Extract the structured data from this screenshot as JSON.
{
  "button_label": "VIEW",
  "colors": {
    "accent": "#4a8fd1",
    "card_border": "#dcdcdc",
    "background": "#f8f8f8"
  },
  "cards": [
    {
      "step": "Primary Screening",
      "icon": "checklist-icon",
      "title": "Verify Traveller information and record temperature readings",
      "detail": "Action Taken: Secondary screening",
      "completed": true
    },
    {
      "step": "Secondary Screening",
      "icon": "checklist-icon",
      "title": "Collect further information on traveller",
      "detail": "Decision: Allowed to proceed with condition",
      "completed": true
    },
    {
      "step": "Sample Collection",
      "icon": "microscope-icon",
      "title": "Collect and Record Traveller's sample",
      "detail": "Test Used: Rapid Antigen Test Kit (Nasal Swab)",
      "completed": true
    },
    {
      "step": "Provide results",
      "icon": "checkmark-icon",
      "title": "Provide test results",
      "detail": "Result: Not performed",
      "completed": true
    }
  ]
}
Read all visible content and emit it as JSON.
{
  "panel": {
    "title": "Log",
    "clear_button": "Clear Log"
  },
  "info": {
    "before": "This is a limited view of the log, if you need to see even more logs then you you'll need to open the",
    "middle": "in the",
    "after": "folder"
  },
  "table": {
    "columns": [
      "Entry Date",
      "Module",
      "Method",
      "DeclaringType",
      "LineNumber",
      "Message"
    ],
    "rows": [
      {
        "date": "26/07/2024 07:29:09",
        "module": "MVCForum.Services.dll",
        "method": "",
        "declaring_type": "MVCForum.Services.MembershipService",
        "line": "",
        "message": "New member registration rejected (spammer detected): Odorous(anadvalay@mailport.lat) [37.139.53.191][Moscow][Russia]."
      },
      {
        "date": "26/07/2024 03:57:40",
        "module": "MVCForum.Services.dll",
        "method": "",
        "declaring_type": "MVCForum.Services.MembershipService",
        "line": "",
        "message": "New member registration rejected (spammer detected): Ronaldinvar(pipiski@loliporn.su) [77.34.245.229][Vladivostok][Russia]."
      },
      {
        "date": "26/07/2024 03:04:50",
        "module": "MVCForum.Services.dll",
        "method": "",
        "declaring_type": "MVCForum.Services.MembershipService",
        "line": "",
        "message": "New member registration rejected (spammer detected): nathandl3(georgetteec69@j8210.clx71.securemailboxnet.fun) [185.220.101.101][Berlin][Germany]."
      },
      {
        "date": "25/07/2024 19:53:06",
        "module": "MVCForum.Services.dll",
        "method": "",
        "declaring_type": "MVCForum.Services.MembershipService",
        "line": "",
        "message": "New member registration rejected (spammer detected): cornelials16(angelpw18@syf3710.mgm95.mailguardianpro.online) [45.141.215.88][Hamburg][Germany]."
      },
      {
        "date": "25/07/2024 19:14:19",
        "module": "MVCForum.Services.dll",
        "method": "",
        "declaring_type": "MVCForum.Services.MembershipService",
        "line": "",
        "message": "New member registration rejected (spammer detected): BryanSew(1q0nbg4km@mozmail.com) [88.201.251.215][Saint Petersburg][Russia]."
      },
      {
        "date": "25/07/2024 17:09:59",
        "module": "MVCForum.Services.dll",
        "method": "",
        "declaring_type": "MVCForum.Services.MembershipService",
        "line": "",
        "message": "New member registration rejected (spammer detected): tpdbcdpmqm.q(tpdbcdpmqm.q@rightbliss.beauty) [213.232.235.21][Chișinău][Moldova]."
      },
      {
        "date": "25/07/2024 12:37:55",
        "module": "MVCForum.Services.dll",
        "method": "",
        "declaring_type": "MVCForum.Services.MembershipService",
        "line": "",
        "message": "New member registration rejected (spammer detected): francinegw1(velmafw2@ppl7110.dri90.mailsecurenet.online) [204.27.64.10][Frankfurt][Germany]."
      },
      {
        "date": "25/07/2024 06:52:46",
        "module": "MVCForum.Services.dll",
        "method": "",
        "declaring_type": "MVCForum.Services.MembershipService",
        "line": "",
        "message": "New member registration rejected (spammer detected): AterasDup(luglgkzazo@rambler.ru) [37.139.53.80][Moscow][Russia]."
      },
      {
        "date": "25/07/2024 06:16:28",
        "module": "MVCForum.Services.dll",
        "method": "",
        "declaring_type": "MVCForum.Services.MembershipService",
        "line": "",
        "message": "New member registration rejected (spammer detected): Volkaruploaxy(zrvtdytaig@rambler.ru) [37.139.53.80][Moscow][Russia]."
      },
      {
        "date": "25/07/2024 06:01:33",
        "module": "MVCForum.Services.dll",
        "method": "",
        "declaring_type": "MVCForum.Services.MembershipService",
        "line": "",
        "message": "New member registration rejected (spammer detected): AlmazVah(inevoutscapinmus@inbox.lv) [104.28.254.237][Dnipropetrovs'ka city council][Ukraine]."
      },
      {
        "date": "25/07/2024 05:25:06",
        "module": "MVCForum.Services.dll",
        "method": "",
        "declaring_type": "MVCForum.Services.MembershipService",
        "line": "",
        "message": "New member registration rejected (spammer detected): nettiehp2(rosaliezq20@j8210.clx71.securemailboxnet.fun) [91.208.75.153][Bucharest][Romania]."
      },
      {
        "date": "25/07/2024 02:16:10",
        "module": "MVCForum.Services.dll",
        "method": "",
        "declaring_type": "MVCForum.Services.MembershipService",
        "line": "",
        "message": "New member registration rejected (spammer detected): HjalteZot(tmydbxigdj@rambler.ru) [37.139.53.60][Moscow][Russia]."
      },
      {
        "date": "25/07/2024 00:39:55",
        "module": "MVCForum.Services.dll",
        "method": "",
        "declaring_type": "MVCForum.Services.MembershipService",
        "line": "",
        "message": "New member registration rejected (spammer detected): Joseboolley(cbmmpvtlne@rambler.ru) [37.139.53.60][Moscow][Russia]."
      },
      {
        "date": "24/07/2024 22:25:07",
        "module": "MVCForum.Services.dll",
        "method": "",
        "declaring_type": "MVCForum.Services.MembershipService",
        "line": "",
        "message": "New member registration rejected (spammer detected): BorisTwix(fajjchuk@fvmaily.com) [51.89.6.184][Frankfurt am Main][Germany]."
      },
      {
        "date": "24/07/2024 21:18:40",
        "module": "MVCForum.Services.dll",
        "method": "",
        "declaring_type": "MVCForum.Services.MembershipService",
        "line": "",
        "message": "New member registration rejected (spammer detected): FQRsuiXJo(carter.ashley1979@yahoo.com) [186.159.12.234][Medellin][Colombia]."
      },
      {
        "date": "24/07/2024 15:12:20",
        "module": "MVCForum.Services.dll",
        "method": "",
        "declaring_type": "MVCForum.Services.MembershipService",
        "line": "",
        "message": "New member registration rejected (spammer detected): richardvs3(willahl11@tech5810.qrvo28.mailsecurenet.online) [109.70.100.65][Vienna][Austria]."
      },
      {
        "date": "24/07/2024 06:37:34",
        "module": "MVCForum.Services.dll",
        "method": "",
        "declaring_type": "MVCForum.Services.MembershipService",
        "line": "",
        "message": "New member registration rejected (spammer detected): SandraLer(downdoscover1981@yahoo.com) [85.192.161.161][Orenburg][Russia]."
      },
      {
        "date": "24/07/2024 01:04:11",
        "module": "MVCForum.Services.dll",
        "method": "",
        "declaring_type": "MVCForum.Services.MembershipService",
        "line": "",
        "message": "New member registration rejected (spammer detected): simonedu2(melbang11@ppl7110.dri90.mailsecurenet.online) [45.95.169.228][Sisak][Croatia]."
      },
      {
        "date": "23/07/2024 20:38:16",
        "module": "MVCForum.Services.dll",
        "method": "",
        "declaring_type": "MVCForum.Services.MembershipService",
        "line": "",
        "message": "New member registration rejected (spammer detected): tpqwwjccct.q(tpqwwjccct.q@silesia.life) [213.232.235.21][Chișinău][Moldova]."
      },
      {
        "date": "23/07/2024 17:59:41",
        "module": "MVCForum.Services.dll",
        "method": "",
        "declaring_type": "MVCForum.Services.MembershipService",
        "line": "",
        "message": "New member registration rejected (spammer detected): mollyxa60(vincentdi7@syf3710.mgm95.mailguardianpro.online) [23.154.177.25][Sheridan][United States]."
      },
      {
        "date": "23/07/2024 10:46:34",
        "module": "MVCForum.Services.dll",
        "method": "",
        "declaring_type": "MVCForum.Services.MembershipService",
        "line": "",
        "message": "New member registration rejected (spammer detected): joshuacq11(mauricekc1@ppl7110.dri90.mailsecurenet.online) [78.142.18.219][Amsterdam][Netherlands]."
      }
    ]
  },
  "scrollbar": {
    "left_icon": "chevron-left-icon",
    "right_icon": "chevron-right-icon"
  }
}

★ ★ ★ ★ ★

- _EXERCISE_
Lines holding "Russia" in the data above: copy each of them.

- _RESULT FOR THIS TASK_
        "message": "New member registration rejected (spammer detected): Odorous(anadvalay@mailport.lat) [37.139.53.191][Moscow][Russia]."
        "message": "New member registration rejected (spammer detected): Ronaldinvar(pipiski@loliporn.su) [77.34.245.229][Vladivostok][Russia]."
        "message": "New member registration rejected (spammer detected): BryanSew(1q0nbg4km@mozmail.com) [88.201.251.215][Saint Petersburg][Russia]."
        "message": "New member registration rejected (spammer detected): AterasDup(luglgkzazo@rambler.ru) [37.139.53.80][Moscow][Russia]."
        "message": "New member registration rejected (spammer detected): Volkaruploaxy(zrvtdytaig@rambler.ru) [37.139.53.80][Moscow][Russia]."
        "message": "New member registration rejected (spammer detected): HjalteZot(tmydbxigdj@rambler.ru) [37.139.53.60][Moscow][Russia]."
        "message": "New member registration rejected (spammer detected): Joseboolley(cbmmpvtlne@rambler.ru) [37.139.53.60][Moscow][Russia]."
        "message": "New member registration rejected (spammer detected): SandraLer(downdoscover1981@yahoo.com) [85.192.161.161][Orenburg][Russia]."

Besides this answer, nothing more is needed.